(Records from a collection)
=-=-=-=-=
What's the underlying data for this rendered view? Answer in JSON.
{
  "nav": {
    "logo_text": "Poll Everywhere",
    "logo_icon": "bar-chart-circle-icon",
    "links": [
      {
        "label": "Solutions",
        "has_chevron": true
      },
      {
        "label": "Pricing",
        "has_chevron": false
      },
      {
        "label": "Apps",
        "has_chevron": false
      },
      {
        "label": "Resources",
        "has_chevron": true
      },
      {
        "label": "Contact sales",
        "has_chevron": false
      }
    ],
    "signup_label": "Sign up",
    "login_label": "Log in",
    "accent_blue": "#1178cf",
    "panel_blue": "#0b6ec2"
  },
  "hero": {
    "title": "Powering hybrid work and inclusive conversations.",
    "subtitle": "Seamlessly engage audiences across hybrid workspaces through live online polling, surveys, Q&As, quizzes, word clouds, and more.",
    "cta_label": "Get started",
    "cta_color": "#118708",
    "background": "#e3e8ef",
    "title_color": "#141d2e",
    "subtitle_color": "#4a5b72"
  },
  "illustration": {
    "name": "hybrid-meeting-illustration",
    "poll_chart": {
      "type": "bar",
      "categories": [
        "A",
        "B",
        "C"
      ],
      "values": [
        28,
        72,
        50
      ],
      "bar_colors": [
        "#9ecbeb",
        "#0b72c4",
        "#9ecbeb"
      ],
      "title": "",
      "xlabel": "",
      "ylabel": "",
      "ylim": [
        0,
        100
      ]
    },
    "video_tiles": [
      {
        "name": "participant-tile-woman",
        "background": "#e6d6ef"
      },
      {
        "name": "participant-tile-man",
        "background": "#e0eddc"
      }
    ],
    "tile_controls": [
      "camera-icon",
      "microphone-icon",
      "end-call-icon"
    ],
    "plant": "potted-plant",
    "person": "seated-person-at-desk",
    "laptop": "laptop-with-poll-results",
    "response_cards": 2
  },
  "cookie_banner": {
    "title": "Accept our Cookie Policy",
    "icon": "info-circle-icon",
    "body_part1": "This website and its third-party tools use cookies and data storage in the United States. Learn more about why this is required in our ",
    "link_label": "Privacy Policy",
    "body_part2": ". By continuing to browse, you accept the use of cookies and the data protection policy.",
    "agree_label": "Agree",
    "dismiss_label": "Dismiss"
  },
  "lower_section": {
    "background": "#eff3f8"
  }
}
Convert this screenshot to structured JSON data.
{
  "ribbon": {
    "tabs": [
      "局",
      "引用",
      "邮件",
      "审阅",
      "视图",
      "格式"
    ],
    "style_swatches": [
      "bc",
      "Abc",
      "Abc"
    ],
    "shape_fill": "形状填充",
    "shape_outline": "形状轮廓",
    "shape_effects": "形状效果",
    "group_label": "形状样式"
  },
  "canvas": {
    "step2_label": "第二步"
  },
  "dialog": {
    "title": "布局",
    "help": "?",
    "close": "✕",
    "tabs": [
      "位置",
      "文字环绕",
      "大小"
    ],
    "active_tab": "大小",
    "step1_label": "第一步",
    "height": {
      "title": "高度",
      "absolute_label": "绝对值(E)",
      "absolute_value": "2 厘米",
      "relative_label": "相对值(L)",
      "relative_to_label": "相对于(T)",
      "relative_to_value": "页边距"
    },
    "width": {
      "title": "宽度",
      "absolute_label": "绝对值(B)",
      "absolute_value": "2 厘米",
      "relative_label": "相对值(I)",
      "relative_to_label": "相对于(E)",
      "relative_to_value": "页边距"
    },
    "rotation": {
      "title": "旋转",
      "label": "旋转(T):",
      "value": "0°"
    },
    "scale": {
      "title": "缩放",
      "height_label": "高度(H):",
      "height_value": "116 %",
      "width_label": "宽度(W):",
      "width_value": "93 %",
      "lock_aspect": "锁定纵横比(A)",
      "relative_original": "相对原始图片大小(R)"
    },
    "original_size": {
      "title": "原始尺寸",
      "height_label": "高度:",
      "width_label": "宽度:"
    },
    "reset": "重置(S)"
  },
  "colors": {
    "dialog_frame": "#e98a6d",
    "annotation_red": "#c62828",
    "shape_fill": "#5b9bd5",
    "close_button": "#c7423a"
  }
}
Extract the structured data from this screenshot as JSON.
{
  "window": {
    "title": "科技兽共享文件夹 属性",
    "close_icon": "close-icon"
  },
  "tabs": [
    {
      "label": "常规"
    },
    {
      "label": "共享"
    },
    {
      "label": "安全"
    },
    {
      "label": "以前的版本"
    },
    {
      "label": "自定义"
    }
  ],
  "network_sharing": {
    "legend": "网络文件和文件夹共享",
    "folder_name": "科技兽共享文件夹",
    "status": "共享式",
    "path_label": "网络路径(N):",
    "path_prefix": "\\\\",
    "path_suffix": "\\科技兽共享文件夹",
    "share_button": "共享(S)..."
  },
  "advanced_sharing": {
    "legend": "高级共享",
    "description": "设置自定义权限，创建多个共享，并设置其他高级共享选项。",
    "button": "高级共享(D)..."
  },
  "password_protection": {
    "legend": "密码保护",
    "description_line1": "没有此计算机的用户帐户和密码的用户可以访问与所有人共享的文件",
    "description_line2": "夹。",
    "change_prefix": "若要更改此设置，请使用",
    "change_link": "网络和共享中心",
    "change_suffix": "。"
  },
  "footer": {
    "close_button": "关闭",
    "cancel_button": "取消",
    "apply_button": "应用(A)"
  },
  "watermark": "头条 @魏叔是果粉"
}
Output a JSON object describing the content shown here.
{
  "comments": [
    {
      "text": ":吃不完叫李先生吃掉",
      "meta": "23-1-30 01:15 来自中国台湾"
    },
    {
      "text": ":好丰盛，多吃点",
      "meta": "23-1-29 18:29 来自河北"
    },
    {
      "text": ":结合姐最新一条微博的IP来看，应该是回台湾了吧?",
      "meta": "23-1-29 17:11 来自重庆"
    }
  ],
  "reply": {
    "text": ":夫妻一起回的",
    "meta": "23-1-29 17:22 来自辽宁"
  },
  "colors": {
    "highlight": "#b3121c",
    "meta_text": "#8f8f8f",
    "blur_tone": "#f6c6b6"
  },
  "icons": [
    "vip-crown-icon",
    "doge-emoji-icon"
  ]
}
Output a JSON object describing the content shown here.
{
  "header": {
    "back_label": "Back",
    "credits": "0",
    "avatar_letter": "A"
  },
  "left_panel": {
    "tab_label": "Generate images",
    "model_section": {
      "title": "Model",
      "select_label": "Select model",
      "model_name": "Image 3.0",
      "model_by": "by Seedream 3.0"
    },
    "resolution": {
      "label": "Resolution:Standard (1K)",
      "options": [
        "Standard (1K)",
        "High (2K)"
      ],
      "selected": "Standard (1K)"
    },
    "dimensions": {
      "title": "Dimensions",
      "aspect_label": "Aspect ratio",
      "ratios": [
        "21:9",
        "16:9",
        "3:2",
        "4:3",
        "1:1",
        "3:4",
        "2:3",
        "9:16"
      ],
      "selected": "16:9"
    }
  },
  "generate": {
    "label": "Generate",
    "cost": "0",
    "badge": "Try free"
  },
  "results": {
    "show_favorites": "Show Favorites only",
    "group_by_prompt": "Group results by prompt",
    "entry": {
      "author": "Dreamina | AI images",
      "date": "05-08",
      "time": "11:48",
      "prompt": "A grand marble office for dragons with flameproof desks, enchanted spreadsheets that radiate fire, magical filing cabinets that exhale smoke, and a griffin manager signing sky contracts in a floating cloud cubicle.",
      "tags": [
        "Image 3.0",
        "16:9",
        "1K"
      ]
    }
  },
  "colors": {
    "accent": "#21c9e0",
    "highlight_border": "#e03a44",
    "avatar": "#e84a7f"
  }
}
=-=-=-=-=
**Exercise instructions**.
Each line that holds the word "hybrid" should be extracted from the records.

**Answer to the exercise**.
    "title": "Powering hybrid work and inclusive conversations.",
    "subtitle": "Seamlessly engage audiences across hybrid workspaces through live online polling, surveys, Q&As, quizzes, word clouds, and more.",
    "name": "hybrid-meeting-illustration",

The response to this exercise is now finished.